Activity: The answer must consist of every line from the entries that holds the word "icon".
*** Block opens ***
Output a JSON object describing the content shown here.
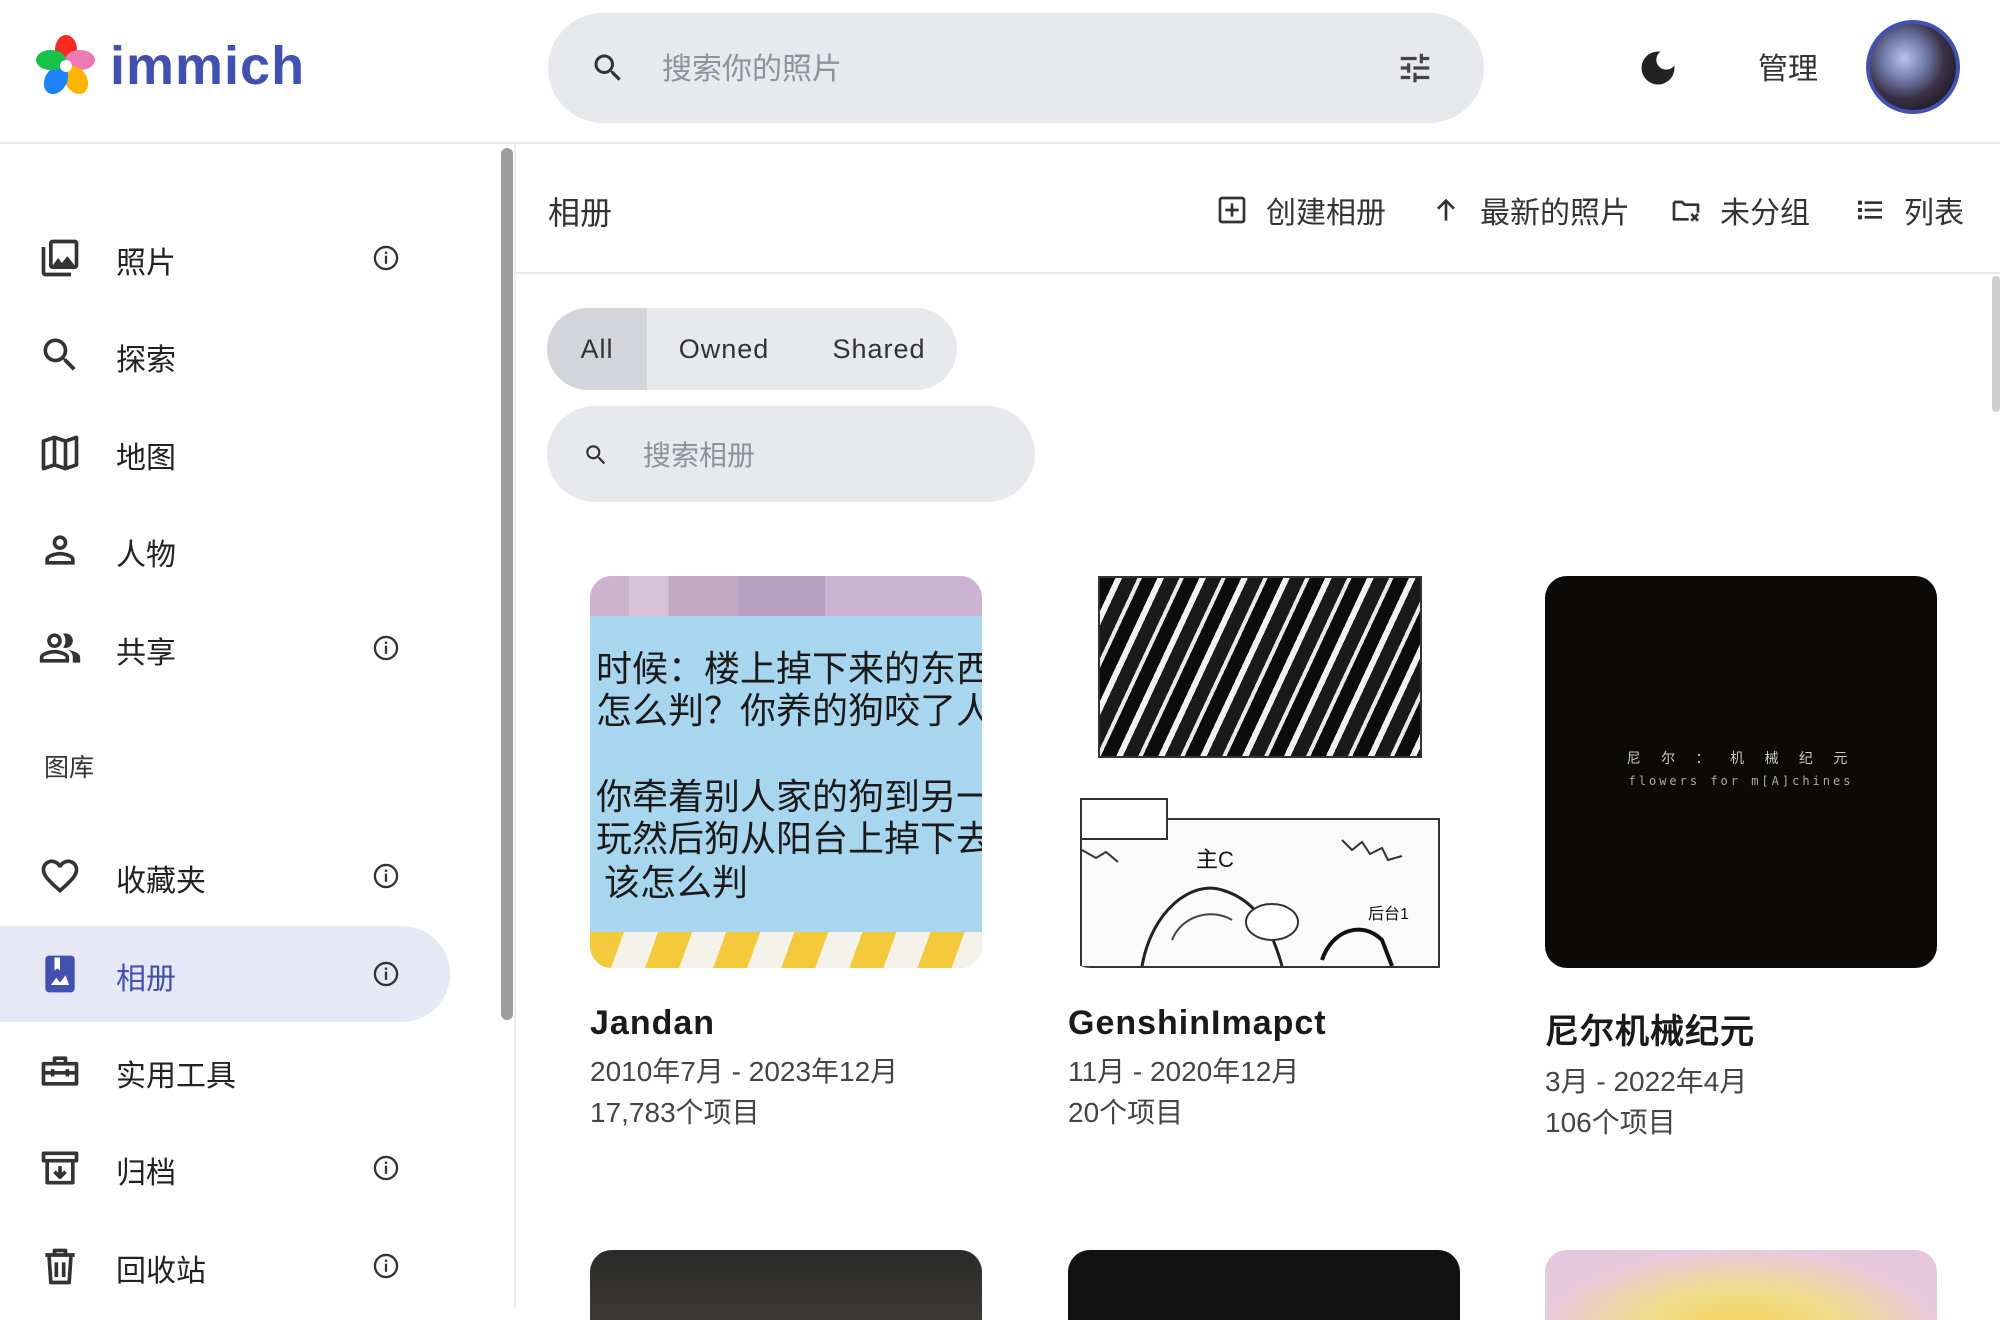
{
  "app": {
    "name": "immich"
  },
  "header": {
    "search_placeholder": "搜索你的照片",
    "admin_label": "管理"
  },
  "sidebar": {
    "items": [
      {
        "label": "照片",
        "icon": "photos-icon",
        "info": true
      },
      {
        "label": "探索",
        "icon": "search-icon",
        "info": false
      },
      {
        "label": "地图",
        "icon": "map-icon",
        "info": false
      },
      {
        "label": "人物",
        "icon": "person-icon",
        "info": false
      },
      {
        "label": "共享",
        "icon": "people-icon",
        "info": true
      }
    ],
    "library_title": "图库",
    "library_items": [
      {
        "label": "收藏夹",
        "icon": "heart-icon",
        "info": true
      },
      {
        "label": "相册",
        "icon": "album-icon",
        "info": true,
        "active": true
      },
      {
        "label": "实用工具",
        "icon": "toolbox-icon",
        "info": false
      },
      {
        "label": "归档",
        "icon": "archive-icon",
        "info": true
      },
      {
        "label": "回收站",
        "icon": "trash-icon",
        "info": true
      }
    ]
  },
  "toolbar": {
    "title": "相册",
    "create_album": "创建相册",
    "sort": "最新的照片",
    "group": "未分组",
    "view": "列表"
  },
  "filter": {
    "options": [
      "All",
      "Owned",
      "Shared"
    ],
    "selected": "All"
  },
  "album_search": {
    "placeholder": "搜索相册"
  },
  "albums": [
    {
      "title": "Jandan",
      "date_range": "2010年7月 - 2023年12月",
      "count": "17,783个项目",
      "thumb_text": [
        "时候：楼上掉下来的东西",
        "怎么判？你养的狗咬了人",
        "你牵着别人家的狗到另一",
        "玩然后狗从阳台上掉下去",
        "该怎么判"
      ]
    },
    {
      "title": "GenshinImapct",
      "date_range": "11月 - 2020年12月",
      "count": "20个项目",
      "thumb_text": [
        "主C",
        "后台1"
      ]
    },
    {
      "title": "尼尔机械纪元",
      "date_range": "3月 - 2022年4月",
      "count": "106个项目",
      "thumb_text": [
        "尼 尔 ： 机 械 纪 元",
        "flowers for m[A]chines"
      ]
    }
  ],
  "colors": {
    "brand": "#4251b0",
    "active_nav_bg": "#e6e8f5",
    "search_bg": "#e8e9ed"
  }
}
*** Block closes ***
Response to the exercise:
        "icon": "photos-icon",
        "icon": "search-icon",
        "icon": "map-icon",
        "icon": "person-icon",
        "icon": "people-icon",
        "icon": "heart-icon",
        "icon": "album-icon",
        "icon": "toolbox-icon",
        "icon": "archive-icon",
        "icon": "trash-icon",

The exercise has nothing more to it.